Once more, print the records exactly as given.
[[ GIVEN RECORDS open ]]
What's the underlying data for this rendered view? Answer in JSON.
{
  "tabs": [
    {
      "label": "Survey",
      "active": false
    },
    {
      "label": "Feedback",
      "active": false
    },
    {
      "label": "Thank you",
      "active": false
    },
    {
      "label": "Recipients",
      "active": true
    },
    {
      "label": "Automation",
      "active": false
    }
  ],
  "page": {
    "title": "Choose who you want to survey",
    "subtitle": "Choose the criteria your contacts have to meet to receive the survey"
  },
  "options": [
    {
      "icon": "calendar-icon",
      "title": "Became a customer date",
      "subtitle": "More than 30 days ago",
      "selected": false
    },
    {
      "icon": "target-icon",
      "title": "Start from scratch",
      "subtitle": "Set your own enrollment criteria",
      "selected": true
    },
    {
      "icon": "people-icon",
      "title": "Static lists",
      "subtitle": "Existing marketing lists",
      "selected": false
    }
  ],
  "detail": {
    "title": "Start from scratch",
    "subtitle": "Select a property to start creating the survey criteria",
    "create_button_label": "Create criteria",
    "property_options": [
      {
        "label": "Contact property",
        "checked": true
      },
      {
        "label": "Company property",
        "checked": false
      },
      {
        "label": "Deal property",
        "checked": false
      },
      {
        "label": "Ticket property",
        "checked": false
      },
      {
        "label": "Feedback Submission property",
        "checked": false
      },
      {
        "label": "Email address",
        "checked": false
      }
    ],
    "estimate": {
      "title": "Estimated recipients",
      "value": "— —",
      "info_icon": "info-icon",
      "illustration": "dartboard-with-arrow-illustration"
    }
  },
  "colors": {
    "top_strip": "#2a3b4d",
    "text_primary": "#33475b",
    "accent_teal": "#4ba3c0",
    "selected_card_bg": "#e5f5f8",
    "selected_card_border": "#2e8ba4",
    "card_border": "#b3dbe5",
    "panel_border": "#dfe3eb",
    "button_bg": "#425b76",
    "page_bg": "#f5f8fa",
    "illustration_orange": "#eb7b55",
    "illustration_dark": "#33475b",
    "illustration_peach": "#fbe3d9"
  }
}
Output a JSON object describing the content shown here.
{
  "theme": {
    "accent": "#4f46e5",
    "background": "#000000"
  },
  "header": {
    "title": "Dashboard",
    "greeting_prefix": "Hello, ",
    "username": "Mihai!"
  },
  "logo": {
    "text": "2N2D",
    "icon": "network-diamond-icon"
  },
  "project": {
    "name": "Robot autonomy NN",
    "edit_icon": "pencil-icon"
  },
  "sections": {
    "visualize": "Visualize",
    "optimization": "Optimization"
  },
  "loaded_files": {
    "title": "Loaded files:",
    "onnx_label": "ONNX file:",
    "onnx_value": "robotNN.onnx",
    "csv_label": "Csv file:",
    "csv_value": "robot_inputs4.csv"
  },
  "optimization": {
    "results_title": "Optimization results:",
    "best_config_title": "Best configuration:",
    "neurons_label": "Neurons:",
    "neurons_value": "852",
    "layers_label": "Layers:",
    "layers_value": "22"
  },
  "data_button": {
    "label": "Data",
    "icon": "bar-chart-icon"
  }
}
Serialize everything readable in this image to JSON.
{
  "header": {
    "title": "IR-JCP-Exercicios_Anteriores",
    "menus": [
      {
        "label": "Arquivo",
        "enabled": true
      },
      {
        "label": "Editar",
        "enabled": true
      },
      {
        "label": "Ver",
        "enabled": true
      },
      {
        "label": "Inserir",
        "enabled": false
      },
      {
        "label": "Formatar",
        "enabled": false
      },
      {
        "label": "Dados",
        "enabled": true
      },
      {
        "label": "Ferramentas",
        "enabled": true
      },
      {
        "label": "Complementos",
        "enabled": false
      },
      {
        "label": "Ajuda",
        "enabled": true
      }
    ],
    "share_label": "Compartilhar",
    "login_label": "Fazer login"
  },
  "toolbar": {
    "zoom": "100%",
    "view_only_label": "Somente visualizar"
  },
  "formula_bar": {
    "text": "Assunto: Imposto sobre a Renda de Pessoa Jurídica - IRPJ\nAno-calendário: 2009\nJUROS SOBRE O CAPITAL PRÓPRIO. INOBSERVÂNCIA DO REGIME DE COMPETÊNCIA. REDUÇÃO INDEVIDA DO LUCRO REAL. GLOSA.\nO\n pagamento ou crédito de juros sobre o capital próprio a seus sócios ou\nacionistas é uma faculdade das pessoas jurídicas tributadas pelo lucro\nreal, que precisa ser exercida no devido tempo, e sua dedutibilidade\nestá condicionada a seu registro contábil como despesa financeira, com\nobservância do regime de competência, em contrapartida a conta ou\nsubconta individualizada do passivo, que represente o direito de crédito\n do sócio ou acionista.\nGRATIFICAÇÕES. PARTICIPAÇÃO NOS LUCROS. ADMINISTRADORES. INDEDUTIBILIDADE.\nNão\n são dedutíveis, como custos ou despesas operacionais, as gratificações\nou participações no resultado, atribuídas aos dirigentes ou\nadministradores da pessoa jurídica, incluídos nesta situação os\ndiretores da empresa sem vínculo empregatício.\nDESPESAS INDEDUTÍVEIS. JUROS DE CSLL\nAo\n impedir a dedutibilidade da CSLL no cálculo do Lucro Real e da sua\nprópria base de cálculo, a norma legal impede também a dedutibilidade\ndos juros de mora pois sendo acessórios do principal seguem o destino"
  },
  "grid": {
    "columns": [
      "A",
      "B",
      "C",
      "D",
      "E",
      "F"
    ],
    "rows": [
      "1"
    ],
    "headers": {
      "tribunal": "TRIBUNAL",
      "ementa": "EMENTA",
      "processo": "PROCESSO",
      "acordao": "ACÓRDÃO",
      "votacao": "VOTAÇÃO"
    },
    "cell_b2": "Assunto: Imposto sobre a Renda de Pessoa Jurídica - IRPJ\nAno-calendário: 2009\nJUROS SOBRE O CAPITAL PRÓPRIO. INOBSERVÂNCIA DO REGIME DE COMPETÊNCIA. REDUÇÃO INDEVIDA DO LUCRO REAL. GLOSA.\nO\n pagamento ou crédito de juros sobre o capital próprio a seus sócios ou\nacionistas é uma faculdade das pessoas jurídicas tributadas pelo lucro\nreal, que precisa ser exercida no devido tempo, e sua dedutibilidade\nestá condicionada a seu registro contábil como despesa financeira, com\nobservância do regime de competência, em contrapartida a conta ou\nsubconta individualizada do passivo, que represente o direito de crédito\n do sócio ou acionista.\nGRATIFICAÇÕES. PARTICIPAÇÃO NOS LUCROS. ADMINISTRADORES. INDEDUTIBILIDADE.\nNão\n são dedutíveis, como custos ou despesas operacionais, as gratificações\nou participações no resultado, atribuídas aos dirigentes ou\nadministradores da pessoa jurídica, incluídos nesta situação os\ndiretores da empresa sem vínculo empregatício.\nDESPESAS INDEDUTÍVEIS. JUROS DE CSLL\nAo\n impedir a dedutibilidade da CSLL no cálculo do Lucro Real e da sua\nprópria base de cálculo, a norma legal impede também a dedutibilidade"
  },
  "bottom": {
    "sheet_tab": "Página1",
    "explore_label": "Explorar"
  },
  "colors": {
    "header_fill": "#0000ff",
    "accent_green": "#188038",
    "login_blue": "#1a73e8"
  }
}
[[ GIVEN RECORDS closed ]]
**SOLUTION TO THIS EXERCISE:**
What's the underlying data for this rendered view? Answer in JSON.
{
  "tabs": [
    {
      "label": "Survey",
      "active": false
    },
    {
      "label": "Feedback",
      "active": false
    },
    {
      "label": "Thank you",
      "active": false
    },
    {
      "label": "Recipients",
      "active": true
    },
    {
      "label": "Automation",
      "active": false
    }
  ],
  "page": {
    "title": "Choose who you want to survey",
    "subtitle": "Choose the criteria your contacts have to meet to receive the survey"
  },
  "options": [
    {
      "icon": "calendar-icon",
      "title": "Became a customer date",
      "subtitle": "More than 30 days ago",
      "selected": false
    },
    {
      "icon": "target-icon",
      "title": "Start from scratch",
      "subtitle": "Set your own enrollment criteria",
      "selected": true
    },
    {
      "icon": "people-icon",
      "title": "Static lists",
      "subtitle": "Existing marketing lists",
      "selected": false
    }
  ],
  "detail": {
    "title": "Start from scratch",
    "subtitle": "Select a property to start creating the survey criteria",
    "create_button_label": "Create criteria",
    "property_options": [
      {
        "label": "Contact property",
        "checked": true
      },
      {
        "label": "Company property",
        "checked": false
      },
      {
        "label": "Deal property",
        "checked": false
      },
      {
        "label": "Ticket property",
        "checked": false
      },
      {
        "label": "Feedback Submission property",
        "checked": false
      },
      {
        "label": "Email address",
        "checked": false
      }
    ],
    "estimate": {
      "title": "Estimated recipients",
      "value": "— —",
      "info_icon": "info-icon",
      "illustration": "dartboard-with-arrow-illustration"
    }
  },
  "colors": {
    "top_strip": "#2a3b4d",
    "text_primary": "#33475b",
    "accent_teal": "#4ba3c0",
    "selected_card_bg": "#e5f5f8",
    "selected_card_border": "#2e8ba4",
    "card_border": "#b3dbe5",
    "panel_border": "#dfe3eb",
    "button_bg": "#425b76",
    "page_bg": "#f5f8fa",
    "illustration_orange": "#eb7b55",
    "illustration_dark": "#33475b",
    "illustration_peach": "#fbe3d9"
  }
}
Output a JSON object describing the content shown here.
{
  "theme": {
    "accent": "#4f46e5",
    "background": "#000000"
  },
  "header": {
    "title": "Dashboard",
    "greeting_prefix": "Hello, ",
    "username": "Mihai!"
  },
  "logo": {
    "text": "2N2D",
    "icon": "network-diamond-icon"
  },
  "project": {
    "name": "Robot autonomy NN",
    "edit_icon": "pencil-icon"
  },
  "sections": {
    "visualize": "Visualize",
    "optimization": "Optimization"
  },
  "loaded_files": {
    "title": "Loaded files:",
    "onnx_label": "ONNX file:",
    "onnx_value": "robotNN.onnx",
    "csv_label": "Csv file:",
    "csv_value": "robot_inputs4.csv"
  },
  "optimization": {
    "results_title": "Optimization results:",
    "best_config_title": "Best configuration:",
    "neurons_label": "Neurons:",
    "neurons_value": "852",
    "layers_label": "Layers:",
    "layers_value": "22"
  },
  "data_button": {
    "label": "Data",
    "icon": "bar-chart-icon"
  }
}
Serialize everything readable in this image to JSON.
{
  "header": {
    "title": "IR-JCP-Exercicios_Anteriores",
    "menus": [
      {
        "label": "Arquivo",
        "enabled": true
      },
      {
        "label": "Editar",
        "enabled": true
      },
      {
        "label": "Ver",
        "enabled": true
      },
      {
        "label": "Inserir",
        "enabled": false
      },
      {
        "label": "Formatar",
        "enabled": false
      },
      {
        "label": "Dados",
        "enabled": true
      },
      {
        "label": "Ferramentas",
        "enabled": true
      },
      {
        "label": "Complementos",
        "enabled": false
      },
      {
        "label": "Ajuda",
        "enabled": true
      }
    ],
    "share_label": "Compartilhar",
    "login_label": "Fazer login"
  },
  "toolbar": {
    "zoom": "100%",
    "view_only_label": "Somente visualizar"
  },
  "formula_bar": {
    "text": "Assunto: Imposto sobre a Renda de Pessoa Jurídica - IRPJ\nAno-calendário: 2009\nJUROS SOBRE O CAPITAL PRÓPRIO. INOBSERVÂNCIA DO REGIME DE COMPETÊNCIA. REDUÇÃO INDEVIDA DO LUCRO REAL. GLOSA.\nO\n pagamento ou crédito de juros sobre o capital próprio a seus sócios ou\nacionistas é uma faculdade das pessoas jurídicas tributadas pelo lucro\nreal, que precisa ser exercida no devido tempo, e sua dedutibilidade\nestá condicionada a seu registro contábil como despesa financeira, com\nobservância do regime de competência, em contrapartida a conta ou\nsubconta individualizada do passivo, que represente o direito de crédito\n do sócio ou acionista.\nGRATIFICAÇÕES. PARTICIPAÇÃO NOS LUCROS. ADMINISTRADORES. INDEDUTIBILIDADE.\nNão\n são dedutíveis, como custos ou despesas operacionais, as gratificações\nou participações no resultado, atribuídas aos dirigentes ou\nadministradores da pessoa jurídica, incluídos nesta situação os\ndiretores da empresa sem vínculo empregatício.\nDESPESAS INDEDUTÍVEIS. JUROS DE CSLL\nAo\n impedir a dedutibilidade da CSLL no cálculo do Lucro Real e da sua\nprópria base de cálculo, a norma legal impede também a dedutibilidade\ndos juros de mora pois sendo acessórios do principal seguem o destino"
  },
  "grid": {
    "columns": [
      "A",
      "B",
      "C",
      "D",
      "E",
      "F"
    ],
    "rows": [
      "1"
    ],
    "headers": {
      "tribunal": "TRIBUNAL",
      "ementa": "EMENTA",
      "processo": "PROCESSO",
      "acordao": "ACÓRDÃO",
      "votacao": "VOTAÇÃO"
    },
    "cell_b2": "Assunto: Imposto sobre a Renda de Pessoa Jurídica - IRPJ\nAno-calendário: 2009\nJUROS SOBRE O CAPITAL PRÓPRIO. INOBSERVÂNCIA DO REGIME DE COMPETÊNCIA. REDUÇÃO INDEVIDA DO LUCRO REAL. GLOSA.\nO\n pagamento ou crédito de juros sobre o capital próprio a seus sócios ou\nacionistas é uma faculdade das pessoas jurídicas tributadas pelo lucro\nreal, que precisa ser exercida no devido tempo, e sua dedutibilidade\nestá condicionada a seu registro contábil como despesa financeira, com\nobservância do regime de competência, em contrapartida a conta ou\nsubconta individualizada do passivo, que represente o direito de crédito\n do sócio ou acionista.\nGRATIFICAÇÕES. PARTICIPAÇÃO NOS LUCROS. ADMINISTRADORES. INDEDUTIBILIDADE.\nNão\n são dedutíveis, como custos ou despesas operacionais, as gratificações\nou participações no resultado, atribuídas aos dirigentes ou\nadministradores da pessoa jurídica, incluídos nesta situação os\ndiretores da empresa sem vínculo empregatício.\nDESPESAS INDEDUTÍVEIS. JUROS DE CSLL\nAo\n impedir a dedutibilidade da CSLL no cálculo do Lucro Real e da sua\nprópria base de cálculo, a norma legal impede também a dedutibilidade"
  },
  "bottom": {
    "sheet_tab": "Página1",
    "explore_label": "Explorar"
  },
  "colors": {
    "header_fill": "#0000ff",
    "accent_green": "#188038",
    "login_blue": "#1a73e8"
  }
}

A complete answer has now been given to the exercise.